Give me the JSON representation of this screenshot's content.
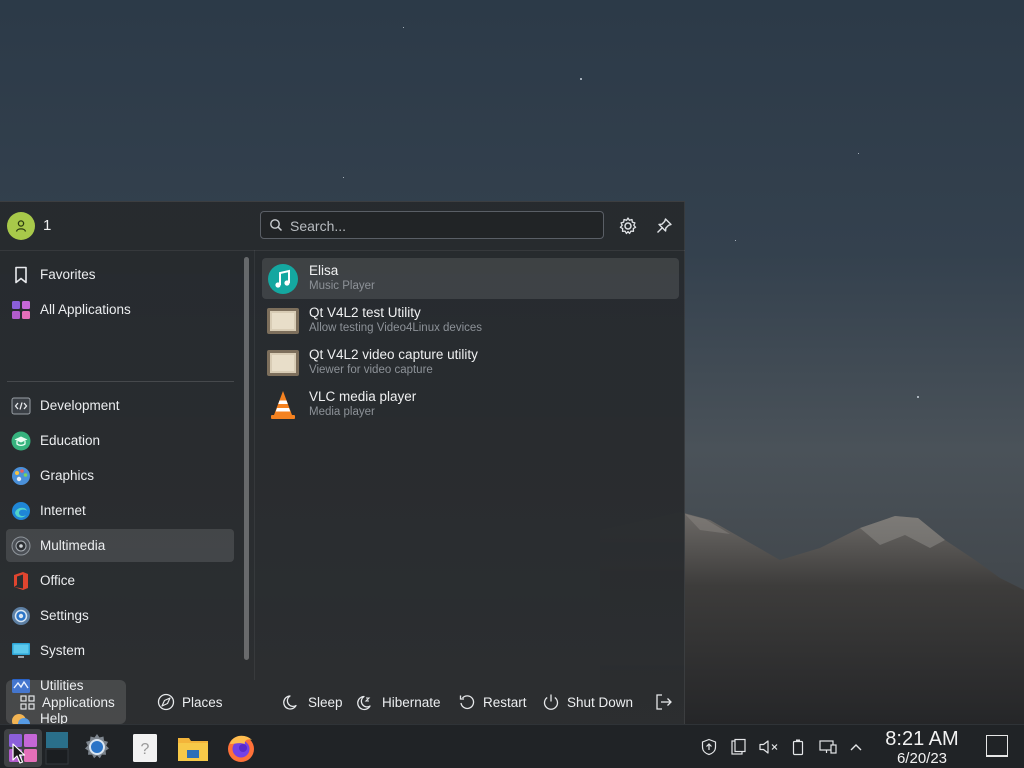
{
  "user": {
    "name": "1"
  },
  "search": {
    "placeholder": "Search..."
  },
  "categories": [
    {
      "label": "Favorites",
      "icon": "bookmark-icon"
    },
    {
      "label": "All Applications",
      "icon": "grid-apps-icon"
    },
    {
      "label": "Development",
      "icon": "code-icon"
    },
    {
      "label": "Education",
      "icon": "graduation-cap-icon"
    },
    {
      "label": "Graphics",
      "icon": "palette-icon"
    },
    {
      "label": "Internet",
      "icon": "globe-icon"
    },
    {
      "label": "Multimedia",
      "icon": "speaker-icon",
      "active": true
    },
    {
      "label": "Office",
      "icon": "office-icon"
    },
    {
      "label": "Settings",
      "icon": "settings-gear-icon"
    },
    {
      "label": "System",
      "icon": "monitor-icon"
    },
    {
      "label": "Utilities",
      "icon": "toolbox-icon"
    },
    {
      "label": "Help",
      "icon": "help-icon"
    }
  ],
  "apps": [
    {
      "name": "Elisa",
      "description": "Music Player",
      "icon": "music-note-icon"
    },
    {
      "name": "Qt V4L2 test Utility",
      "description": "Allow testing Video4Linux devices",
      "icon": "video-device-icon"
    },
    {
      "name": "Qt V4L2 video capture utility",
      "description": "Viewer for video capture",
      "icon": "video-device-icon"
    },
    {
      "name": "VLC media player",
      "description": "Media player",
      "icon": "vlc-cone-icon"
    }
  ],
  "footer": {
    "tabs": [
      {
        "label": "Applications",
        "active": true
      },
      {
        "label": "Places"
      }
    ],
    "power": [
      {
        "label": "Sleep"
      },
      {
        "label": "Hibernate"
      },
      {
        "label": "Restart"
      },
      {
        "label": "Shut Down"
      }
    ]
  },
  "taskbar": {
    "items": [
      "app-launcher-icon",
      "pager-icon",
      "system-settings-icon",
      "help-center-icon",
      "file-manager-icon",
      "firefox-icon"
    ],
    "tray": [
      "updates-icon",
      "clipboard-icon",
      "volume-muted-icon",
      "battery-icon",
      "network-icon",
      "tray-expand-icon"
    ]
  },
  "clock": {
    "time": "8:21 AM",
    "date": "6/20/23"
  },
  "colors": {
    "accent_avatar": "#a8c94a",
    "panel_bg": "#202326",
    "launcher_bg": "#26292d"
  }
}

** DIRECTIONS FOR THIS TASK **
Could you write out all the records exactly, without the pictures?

** RESPONSE BOX **
Give me the JSON representation of this screenshot's content.
{
  "user": {
    "name": "1"
  },
  "search": {
    "placeholder": "Search..."
  },
  "categories": [
    {
      "label": "Favorites",
      "icon": "bookmark-icon"
    },
    {
      "label": "All Applications",
      "icon": "grid-apps-icon"
    },
    {
      "label": "Development",
      "icon": "code-icon"
    },
    {
      "label": "Education",
      "icon": "graduation-cap-icon"
    },
    {
      "label": "Graphics",
      "icon": "palette-icon"
    },
    {
      "label": "Internet",
      "icon": "globe-icon"
    },
    {
      "label": "Multimedia",
      "icon": "speaker-icon",
      "active": true
    },
    {
      "label": "Office",
      "icon": "office-icon"
    },
    {
      "label": "Settings",
      "icon": "settings-gear-icon"
    },
    {
      "label": "System",
      "icon": "monitor-icon"
    },
    {
      "label": "Utilities",
      "icon": "toolbox-icon"
    },
    {
      "label": "Help",
      "icon": "help-icon"
    }
  ],
  "apps": [
    {
      "name": "Elisa",
      "description": "Music Player",
      "icon": "music-note-icon"
    },
    {
      "name": "Qt V4L2 test Utility",
      "description": "Allow testing Video4Linux devices",
      "icon": "video-device-icon"
    },
    {
      "name": "Qt V4L2 video capture utility",
      "description": "Viewer for video capture",
      "icon": "video-device-icon"
    },
    {
      "name": "VLC media player",
      "description": "Media player",
      "icon": "vlc-cone-icon"
    }
  ],
  "footer": {
    "tabs": [
      {
        "label": "Applications",
        "active": true
      },
      {
        "label": "Places"
      }
    ],
    "power": [
      {
        "label": "Sleep"
      },
      {
        "label": "Hibernate"
      },
      {
        "label": "Restart"
      },
      {
        "label": "Shut Down"
      }
    ]
  },
  "taskbar": {
    "items": [
      "app-launcher-icon",
      "pager-icon",
      "system-settings-icon",
      "help-center-icon",
      "file-manager-icon",
      "firefox-icon"
    ],
    "tray": [
      "updates-icon",
      "clipboard-icon",
      "volume-muted-icon",
      "battery-icon",
      "network-icon",
      "tray-expand-icon"
    ]
  },
  "clock": {
    "time": "8:21 AM",
    "date": "6/20/23"
  },
  "colors": {
    "accent_avatar": "#a8c94a",
    "panel_bg": "#202326",
    "launcher_bg": "#26292d"
  }
}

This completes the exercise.